**Data supplied**

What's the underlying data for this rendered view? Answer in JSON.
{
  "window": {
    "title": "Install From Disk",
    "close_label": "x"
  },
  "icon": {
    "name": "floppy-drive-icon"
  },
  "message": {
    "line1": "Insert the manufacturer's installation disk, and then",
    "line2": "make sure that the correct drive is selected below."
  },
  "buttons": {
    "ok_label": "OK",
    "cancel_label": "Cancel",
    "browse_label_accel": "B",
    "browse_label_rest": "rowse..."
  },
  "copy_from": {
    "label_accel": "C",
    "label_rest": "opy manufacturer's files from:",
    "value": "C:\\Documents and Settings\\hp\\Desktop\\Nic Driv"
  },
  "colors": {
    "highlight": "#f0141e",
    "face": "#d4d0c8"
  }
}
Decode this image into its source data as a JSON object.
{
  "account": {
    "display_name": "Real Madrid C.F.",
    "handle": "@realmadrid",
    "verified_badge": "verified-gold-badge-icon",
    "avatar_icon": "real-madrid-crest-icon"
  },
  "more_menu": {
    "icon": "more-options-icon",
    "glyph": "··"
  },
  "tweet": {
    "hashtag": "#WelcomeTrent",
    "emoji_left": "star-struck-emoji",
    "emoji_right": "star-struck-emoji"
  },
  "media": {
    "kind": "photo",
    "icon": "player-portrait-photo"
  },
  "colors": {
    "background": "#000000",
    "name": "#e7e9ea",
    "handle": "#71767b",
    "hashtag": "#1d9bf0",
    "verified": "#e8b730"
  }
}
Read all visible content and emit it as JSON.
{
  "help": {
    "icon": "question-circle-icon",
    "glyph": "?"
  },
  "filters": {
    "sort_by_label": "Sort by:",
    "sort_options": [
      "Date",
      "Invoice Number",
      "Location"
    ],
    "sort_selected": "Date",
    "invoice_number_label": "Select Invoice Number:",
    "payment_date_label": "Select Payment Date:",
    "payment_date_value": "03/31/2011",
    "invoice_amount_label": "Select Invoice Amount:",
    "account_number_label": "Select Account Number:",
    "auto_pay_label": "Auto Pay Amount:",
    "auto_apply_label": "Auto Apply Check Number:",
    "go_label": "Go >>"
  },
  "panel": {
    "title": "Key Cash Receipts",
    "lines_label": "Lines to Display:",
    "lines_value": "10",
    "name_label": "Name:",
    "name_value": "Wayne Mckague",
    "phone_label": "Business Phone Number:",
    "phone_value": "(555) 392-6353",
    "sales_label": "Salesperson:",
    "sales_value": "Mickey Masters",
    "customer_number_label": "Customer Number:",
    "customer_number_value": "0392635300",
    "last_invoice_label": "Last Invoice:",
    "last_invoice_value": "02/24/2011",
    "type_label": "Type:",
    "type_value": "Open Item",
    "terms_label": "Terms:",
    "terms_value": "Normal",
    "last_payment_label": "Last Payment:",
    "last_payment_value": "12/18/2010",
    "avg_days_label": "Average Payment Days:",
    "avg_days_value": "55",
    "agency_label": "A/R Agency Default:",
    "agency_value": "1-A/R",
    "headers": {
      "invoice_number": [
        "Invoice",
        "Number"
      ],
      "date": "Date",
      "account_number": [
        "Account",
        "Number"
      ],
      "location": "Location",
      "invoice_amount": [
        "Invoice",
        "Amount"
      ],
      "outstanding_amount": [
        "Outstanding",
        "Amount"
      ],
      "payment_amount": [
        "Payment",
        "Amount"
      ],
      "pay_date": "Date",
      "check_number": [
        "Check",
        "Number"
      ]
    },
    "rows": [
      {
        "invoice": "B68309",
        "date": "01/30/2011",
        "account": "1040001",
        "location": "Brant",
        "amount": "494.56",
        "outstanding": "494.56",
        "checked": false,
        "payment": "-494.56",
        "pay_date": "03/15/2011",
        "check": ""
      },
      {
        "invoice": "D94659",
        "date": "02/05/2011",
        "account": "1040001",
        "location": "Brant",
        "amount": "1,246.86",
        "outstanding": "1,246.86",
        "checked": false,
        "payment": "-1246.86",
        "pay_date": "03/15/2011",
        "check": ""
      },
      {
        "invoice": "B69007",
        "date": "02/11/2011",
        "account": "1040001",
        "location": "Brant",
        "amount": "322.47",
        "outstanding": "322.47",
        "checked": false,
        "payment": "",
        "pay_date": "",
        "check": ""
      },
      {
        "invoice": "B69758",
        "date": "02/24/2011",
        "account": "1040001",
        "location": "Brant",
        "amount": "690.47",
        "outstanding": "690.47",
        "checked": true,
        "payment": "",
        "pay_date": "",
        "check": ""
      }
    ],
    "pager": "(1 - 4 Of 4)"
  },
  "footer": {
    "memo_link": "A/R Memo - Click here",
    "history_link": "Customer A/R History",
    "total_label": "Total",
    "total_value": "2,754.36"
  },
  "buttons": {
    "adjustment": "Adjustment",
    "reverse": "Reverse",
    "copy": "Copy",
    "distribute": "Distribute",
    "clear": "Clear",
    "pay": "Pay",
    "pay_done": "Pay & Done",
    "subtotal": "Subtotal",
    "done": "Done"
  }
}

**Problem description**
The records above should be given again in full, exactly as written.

**Solution to the exercise**
What's the underlying data for this rendered view? Answer in JSON.
{
  "window": {
    "title": "Install From Disk",
    "close_label": "x"
  },
  "icon": {
    "name": "floppy-drive-icon"
  },
  "message": {
    "line1": "Insert the manufacturer's installation disk, and then",
    "line2": "make sure that the correct drive is selected below."
  },
  "buttons": {
    "ok_label": "OK",
    "cancel_label": "Cancel",
    "browse_label_accel": "B",
    "browse_label_rest": "rowse..."
  },
  "copy_from": {
    "label_accel": "C",
    "label_rest": "opy manufacturer's files from:",
    "value": "C:\\Documents and Settings\\hp\\Desktop\\Nic Driv"
  },
  "colors": {
    "highlight": "#f0141e",
    "face": "#d4d0c8"
  }
}
Decode this image into its source data as a JSON object.
{
  "account": {
    "display_name": "Real Madrid C.F.",
    "handle": "@realmadrid",
    "verified_badge": "verified-gold-badge-icon",
    "avatar_icon": "real-madrid-crest-icon"
  },
  "more_menu": {
    "icon": "more-options-icon",
    "glyph": "··"
  },
  "tweet": {
    "hashtag": "#WelcomeTrent",
    "emoji_left": "star-struck-emoji",
    "emoji_right": "star-struck-emoji"
  },
  "media": {
    "kind": "photo",
    "icon": "player-portrait-photo"
  },
  "colors": {
    "background": "#000000",
    "name": "#e7e9ea",
    "handle": "#71767b",
    "hashtag": "#1d9bf0",
    "verified": "#e8b730"
  }
}
Read all visible content and emit it as JSON.
{
  "help": {
    "icon": "question-circle-icon",
    "glyph": "?"
  },
  "filters": {
    "sort_by_label": "Sort by:",
    "sort_options": [
      "Date",
      "Invoice Number",
      "Location"
    ],
    "sort_selected": "Date",
    "invoice_number_label": "Select Invoice Number:",
    "payment_date_label": "Select Payment Date:",
    "payment_date_value": "03/31/2011",
    "invoice_amount_label": "Select Invoice Amount:",
    "account_number_label": "Select Account Number:",
    "auto_pay_label": "Auto Pay Amount:",
    "auto_apply_label": "Auto Apply Check Number:",
    "go_label": "Go >>"
  },
  "panel": {
    "title": "Key Cash Receipts",
    "lines_label": "Lines to Display:",
    "lines_value": "10",
    "name_label": "Name:",
    "name_value": "Wayne Mckague",
    "phone_label": "Business Phone Number:",
    "phone_value": "(555) 392-6353",
    "sales_label": "Salesperson:",
    "sales_value": "Mickey Masters",
    "customer_number_label": "Customer Number:",
    "customer_number_value": "0392635300",
    "last_invoice_label": "Last Invoice:",
    "last_invoice_value": "02/24/2011",
    "type_label": "Type:",
    "type_value": "Open Item",
    "terms_label": "Terms:",
    "terms_value": "Normal",
    "last_payment_label": "Last Payment:",
    "last_payment_value": "12/18/2010",
    "avg_days_label": "Average Payment Days:",
    "avg_days_value": "55",
    "agency_label": "A/R Agency Default:",
    "agency_value": "1-A/R",
    "headers": {
      "invoice_number": [
        "Invoice",
        "Number"
      ],
      "date": "Date",
      "account_number": [
        "Account",
        "Number"
      ],
      "location": "Location",
      "invoice_amount": [
        "Invoice",
        "Amount"
      ],
      "outstanding_amount": [
        "Outstanding",
        "Amount"
      ],
      "payment_amount": [
        "Payment",
        "Amount"
      ],
      "pay_date": "Date",
      "check_number": [
        "Check",
        "Number"
      ]
    },
    "rows": [
      {
        "invoice": "B68309",
        "date": "01/30/2011",
        "account": "1040001",
        "location": "Brant",
        "amount": "494.56",
        "outstanding": "494.56",
        "checked": false,
        "payment": "-494.56",
        "pay_date": "03/15/2011",
        "check": ""
      },
      {
        "invoice": "D94659",
        "date": "02/05/2011",
        "account": "1040001",
        "location": "Brant",
        "amount": "1,246.86",
        "outstanding": "1,246.86",
        "checked": false,
        "payment": "-1246.86",
        "pay_date": "03/15/2011",
        "check": ""
      },
      {
        "invoice": "B69007",
        "date": "02/11/2011",
        "account": "1040001",
        "location": "Brant",
        "amount": "322.47",
        "outstanding": "322.47",
        "checked": false,
        "payment": "",
        "pay_date": "",
        "check": ""
      },
      {
        "invoice": "B69758",
        "date": "02/24/2011",
        "account": "1040001",
        "location": "Brant",
        "amount": "690.47",
        "outstanding": "690.47",
        "checked": true,
        "payment": "",
        "pay_date": "",
        "check": ""
      }
    ],
    "pager": "(1 - 4 Of 4)"
  },
  "footer": {
    "memo_link": "A/R Memo - Click here",
    "history_link": "Customer A/R History",
    "total_label": "Total",
    "total_value": "2,754.36"
  },
  "buttons": {
    "adjustment": "Adjustment",
    "reverse": "Reverse",
    "copy": "Copy",
    "distribute": "Distribute",
    "clear": "Clear",
    "pay": "Pay",
    "pay_done": "Pay & Done",
    "subtotal": "Subtotal",
    "done": "Done"
  }
}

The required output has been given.